There is no rulebook for how to turn a city of today into a city of tomorrow. Only a few scarcely adopted guidance documents for the Internet of Things (IoT) have been created in recent years — most of them in Europe — with the idea of creating governance around a concept that has so far been a playground for technologists whose primary interest is experimentation in the civic space.

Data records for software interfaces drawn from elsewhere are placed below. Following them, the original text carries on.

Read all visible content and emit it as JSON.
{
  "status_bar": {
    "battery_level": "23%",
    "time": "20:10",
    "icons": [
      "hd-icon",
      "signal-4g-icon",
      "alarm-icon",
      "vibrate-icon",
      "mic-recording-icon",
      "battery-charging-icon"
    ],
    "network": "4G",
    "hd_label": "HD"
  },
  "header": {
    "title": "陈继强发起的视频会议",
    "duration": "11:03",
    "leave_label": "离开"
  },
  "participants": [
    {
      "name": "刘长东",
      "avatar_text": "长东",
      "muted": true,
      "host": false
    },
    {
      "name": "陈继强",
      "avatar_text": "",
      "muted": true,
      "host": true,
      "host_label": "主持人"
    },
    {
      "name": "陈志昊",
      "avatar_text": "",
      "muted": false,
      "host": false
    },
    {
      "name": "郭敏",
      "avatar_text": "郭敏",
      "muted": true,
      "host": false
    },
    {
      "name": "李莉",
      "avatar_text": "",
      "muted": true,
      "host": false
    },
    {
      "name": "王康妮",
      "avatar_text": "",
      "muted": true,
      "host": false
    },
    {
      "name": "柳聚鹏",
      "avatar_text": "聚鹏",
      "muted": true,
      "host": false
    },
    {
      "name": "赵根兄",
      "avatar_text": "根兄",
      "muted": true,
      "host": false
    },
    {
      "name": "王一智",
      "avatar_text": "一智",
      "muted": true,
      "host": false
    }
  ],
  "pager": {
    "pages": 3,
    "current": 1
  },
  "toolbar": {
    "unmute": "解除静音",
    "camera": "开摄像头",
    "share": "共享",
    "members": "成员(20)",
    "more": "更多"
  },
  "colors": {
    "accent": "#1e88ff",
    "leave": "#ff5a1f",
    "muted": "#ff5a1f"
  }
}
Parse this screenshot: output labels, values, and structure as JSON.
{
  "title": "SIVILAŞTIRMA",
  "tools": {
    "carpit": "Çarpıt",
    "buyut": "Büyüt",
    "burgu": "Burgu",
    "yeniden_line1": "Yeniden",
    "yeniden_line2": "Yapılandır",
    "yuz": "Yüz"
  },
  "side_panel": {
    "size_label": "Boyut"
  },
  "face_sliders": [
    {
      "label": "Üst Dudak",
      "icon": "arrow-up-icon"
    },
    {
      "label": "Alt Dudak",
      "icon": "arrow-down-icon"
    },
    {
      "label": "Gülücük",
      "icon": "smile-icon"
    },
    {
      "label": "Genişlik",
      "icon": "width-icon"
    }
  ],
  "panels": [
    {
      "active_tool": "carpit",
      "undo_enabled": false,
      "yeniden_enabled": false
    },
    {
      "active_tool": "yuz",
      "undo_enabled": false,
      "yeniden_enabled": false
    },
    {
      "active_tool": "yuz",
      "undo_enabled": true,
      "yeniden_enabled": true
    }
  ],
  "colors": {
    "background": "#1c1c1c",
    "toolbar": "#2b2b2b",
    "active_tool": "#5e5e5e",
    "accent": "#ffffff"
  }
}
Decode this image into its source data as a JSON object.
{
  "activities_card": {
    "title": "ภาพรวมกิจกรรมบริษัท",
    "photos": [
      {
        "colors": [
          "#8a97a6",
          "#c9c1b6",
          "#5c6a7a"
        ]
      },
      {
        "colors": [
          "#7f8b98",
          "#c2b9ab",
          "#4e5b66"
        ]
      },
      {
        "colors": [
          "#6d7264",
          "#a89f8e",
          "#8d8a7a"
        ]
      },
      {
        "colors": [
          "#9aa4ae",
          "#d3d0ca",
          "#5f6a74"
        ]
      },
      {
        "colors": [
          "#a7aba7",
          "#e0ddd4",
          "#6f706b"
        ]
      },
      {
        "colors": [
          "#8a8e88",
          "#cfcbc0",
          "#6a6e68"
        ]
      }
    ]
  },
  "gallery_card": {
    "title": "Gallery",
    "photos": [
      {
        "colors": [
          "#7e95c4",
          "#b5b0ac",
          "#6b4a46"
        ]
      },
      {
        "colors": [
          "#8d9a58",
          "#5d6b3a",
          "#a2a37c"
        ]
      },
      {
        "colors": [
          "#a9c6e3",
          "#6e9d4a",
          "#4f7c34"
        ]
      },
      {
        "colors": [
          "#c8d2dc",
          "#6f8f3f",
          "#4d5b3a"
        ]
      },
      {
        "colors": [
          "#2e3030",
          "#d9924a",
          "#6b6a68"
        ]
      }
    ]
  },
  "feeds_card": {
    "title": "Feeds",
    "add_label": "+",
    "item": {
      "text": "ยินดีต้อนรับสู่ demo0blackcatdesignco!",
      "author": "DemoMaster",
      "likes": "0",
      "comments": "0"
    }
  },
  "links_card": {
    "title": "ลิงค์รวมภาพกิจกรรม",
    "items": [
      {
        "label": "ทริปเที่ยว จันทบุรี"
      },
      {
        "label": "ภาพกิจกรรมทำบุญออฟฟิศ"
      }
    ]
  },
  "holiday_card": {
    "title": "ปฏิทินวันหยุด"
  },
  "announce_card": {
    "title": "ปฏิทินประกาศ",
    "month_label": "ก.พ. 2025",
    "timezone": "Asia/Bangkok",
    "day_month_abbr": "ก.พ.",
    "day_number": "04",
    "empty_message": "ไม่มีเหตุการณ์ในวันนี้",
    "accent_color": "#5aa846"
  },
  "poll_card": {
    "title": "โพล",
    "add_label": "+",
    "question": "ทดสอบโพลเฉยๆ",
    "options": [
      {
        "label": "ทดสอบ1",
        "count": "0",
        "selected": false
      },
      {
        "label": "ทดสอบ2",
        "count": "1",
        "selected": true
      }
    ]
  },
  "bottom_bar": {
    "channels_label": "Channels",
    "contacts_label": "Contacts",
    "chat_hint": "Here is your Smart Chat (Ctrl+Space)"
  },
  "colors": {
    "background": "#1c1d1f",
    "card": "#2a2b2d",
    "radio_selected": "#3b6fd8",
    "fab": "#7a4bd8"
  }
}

Less planning can be productive. Less planning can lead to more experimentation. But the zeal of such an approach can also lend itself to disorganization, unforeseen legal issues or privacy concerns. Sticking government-operated cameras and microphones everywhere and then hooking them up to machine-learning algorithms without so much as a vote or single governing policy document isn’t everyone’s idea of an ideal city of the future. For some, such a proposition is a nightmare.